poor, cheap clothes for a boy.
The Clothier and Furnisher.
O000000000 0000000JOeOSC ooa)ox oooooooos
III r?ANDi II)
WE SELLING OF HIGH GRADE
PIANOS ts not an experiment with
us. Every Instrument which finds a
place In pur salesroom has been tested
and found true. We Invite lovers of
good music and prospective piano buy
ers to look at cur high grade CHICK ER
IN G BROS, and BUSH & LANE Pianos.
They speak for themselves-4ements
now. Take advantage of our REMOVAL SALE.
I LEARNARD & L1NDEMANN
THE SQUARE MUSIC DEALERS. 206 SOUTH SECOND STREET.
mOQO0909000000 00Os000K00 &0C00OtX0 ooooo
Owing to the large demand
for my own brands of Cigars,
and limited space, I am forced
to sell all of R. Massey & Co.'s
brands of Cigars at half price.
5c Cigars at Eight for 25c; 10c and Two for
25c Cigars will be sold at Five for 25c,
until they are all sold.
I M. GUSSARQFF,
117 South Second Street
115 W. Railroad Avenue
THE NEW YORK FAIR
ANTON 10 ARMIJO & CO.
Gent's Furnishing Goods Now Arriving
Special Sales Every Saturday. Auto Phone 601. 121 N. Third Street
WHERE TO DlNE WELL
Santa F"e Restaurant
REGULAR MEALS, 25 CENTS.
Service a la carte, Day and Night. Private dining rooms.
OYSTERS RECEIVED DAILY. FISH, LOBSTERS AND GAME IN
Under Savoy Hotel, opposite Tassenger Hotel.
C. E. SUNTAGG, Proprietor.
FOR CHRISTMAS COOKING. X
The finest flour la an absolute
essential, especially for cakes A
and pastry. The "Empress" )
hrand is a flour that never yet $
has been surpassed In any par-
tlcular. its flavor Is fine and
delicate, it has fine body, and J
full of those nutritious quail- t
ties so desirable in a family T
:"" flour. " - x
' M. BERGER
114 West Copper Avenue. j
Wholesale Agent 1
IRON BEDS, BEDDING,
Household Goods, Bought, Sold or Exchanged
BORRADA1LE & CO.
117 Gold Avenue, - Albuquerque, New Mexico
The savlrtg of tlms mean oexnff.
The saving of 4abor msna . Ths
saving f money mean sssiwmy.
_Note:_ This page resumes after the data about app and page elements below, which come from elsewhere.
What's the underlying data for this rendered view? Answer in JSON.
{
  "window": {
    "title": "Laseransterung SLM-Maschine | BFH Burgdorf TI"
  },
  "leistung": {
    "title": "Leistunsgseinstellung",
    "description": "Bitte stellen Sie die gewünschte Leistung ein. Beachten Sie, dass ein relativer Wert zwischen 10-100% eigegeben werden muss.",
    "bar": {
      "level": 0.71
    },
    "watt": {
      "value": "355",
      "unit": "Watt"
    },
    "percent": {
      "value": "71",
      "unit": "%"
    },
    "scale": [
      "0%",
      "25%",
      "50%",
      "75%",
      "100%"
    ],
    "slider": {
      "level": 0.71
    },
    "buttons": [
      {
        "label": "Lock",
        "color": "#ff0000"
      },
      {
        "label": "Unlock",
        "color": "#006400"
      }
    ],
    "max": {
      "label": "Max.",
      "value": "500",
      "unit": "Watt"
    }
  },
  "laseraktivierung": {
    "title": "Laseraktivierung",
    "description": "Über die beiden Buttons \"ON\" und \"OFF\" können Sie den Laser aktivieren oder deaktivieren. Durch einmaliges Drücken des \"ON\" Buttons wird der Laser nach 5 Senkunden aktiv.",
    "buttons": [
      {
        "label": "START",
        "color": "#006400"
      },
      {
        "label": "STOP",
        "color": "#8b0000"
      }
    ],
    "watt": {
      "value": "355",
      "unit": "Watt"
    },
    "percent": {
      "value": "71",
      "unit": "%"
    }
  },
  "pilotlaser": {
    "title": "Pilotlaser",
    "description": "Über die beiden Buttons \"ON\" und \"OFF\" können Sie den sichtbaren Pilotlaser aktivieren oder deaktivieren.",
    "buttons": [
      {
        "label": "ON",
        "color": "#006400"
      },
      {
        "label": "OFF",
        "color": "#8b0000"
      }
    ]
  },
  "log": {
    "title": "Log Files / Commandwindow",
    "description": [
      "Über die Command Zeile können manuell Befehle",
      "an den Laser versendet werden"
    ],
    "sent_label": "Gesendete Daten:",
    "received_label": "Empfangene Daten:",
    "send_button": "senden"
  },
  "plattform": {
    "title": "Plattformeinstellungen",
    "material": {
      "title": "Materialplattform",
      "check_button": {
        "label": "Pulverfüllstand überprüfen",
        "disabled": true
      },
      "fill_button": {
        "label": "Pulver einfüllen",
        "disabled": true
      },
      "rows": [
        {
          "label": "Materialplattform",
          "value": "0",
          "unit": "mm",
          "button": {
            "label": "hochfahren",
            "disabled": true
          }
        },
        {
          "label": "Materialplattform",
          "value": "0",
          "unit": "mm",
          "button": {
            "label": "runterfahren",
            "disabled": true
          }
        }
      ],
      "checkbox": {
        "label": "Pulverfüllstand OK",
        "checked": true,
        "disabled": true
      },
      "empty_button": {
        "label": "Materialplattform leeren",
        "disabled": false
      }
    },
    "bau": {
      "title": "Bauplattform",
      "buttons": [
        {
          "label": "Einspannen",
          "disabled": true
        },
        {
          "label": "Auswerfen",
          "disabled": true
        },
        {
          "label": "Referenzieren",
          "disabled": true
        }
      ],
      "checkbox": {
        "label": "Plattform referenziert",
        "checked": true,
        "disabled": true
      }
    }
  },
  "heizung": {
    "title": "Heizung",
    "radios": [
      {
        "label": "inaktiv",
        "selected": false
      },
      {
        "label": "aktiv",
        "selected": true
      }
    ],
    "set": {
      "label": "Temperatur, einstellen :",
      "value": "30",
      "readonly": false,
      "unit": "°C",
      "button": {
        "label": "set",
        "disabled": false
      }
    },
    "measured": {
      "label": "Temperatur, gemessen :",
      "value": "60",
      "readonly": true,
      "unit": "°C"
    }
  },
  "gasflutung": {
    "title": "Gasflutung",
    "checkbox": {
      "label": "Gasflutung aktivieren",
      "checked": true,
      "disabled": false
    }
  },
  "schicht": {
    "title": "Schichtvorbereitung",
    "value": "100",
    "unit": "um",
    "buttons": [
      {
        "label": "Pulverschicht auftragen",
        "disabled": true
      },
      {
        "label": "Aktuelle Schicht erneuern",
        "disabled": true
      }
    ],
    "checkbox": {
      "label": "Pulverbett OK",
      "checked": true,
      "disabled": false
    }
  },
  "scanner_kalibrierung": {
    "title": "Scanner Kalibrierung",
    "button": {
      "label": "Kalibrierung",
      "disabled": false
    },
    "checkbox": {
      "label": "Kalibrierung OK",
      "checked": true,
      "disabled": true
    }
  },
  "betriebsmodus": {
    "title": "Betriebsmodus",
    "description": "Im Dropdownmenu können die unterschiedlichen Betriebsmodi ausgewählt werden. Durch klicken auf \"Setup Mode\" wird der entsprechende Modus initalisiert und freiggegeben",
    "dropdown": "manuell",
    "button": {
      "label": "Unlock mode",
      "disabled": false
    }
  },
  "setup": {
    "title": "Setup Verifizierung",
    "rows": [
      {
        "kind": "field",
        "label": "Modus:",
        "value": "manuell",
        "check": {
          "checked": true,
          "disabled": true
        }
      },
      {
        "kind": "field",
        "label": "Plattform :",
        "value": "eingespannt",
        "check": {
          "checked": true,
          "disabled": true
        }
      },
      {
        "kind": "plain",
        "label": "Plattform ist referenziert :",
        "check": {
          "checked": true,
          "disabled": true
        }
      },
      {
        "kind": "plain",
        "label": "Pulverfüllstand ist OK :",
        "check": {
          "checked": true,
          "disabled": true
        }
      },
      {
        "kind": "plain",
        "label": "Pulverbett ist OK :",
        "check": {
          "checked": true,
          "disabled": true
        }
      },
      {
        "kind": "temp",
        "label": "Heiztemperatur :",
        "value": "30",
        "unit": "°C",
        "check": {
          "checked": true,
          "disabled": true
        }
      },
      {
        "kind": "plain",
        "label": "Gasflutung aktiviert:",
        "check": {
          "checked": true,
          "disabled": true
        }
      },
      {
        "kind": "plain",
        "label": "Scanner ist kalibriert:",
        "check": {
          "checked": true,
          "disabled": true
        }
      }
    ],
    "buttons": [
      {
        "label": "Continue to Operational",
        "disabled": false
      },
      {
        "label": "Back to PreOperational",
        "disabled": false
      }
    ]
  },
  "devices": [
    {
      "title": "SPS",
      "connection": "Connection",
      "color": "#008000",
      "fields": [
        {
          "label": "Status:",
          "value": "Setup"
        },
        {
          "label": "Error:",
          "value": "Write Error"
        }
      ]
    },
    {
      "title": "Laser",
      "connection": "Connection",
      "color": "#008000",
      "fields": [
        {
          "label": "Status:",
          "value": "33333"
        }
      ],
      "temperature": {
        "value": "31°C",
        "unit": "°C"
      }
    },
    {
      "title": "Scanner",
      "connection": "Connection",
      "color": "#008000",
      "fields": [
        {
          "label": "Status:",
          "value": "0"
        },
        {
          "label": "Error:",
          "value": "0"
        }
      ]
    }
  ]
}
AN
these savings can beat s attains by
Direct shipment, new stock.
Juttbo Almonds, lb.
Junbo Pecans, lb.
Junbo Filberts, lb.
Junbo Brazils, lb.
They are largest and finest
nuts we ever saw; call and
Inspect before buying.
Fresh shipments by express
Gothaer Cervelat, Ii.. . t P
Salami, lb UUU
Frankfurter, lb r
Br.iuchwelger Leber- lP
wuret, lb UU
Small, but good I f A
stock, each I UU
BLUE LABEL MINIATURE
CREAM CHEESE Made of
pure cream, very rich and del
icate. Put up in
small bricks, price
ORIOLE MAMMOTH MACK
EREL A jumbo in;
In dollars and cta they coat no more. In quality tnay ar
superior. In durability t hey last longer. One-third better than
any other. You ar most cordially Invited to examta our now
Prices In Plain Figures $30 and Up
Old stoves taken at a fair valuation.
THE McBRAIN FURNITURE CO., 205 Gold Ays, -
BLACK EAGLE LIMBUR'JER
A fine old limburger. scien
tifically cured, soft aid mel
low. Put up in twoj
pound bricks, the
Albuquerque Foundry and Machine Works
R. P. MALL, froprl0tot
Iron and Braes Castings; Ore, Coal and Lumber Cars; Shaftlnr.
Pulleys, Grade Bars, Babbit Metal; Columns and Iron Front tor
Repair on Mining and Mill Machinery a Specialty
Foundry east side of railroad track. Albuquerque, N. at.
ach I R 0
, li for I J U
FRESH SMOKED TONGUE
A new lot jLst received.
Se-iigHlpt Oyster Q
The only up-to-date
School Books and Supplies
OF ALL KINDS
Kastn.an Kodaks anil I'htotMaphic Supplies
Fine Stationery. Hurler's - I.mviR-y's Candies
Vedo Printing and le wlnpini; for Amateurs
0. A. MATS ON & COMPANY
205 WEST RAILROAD AVE.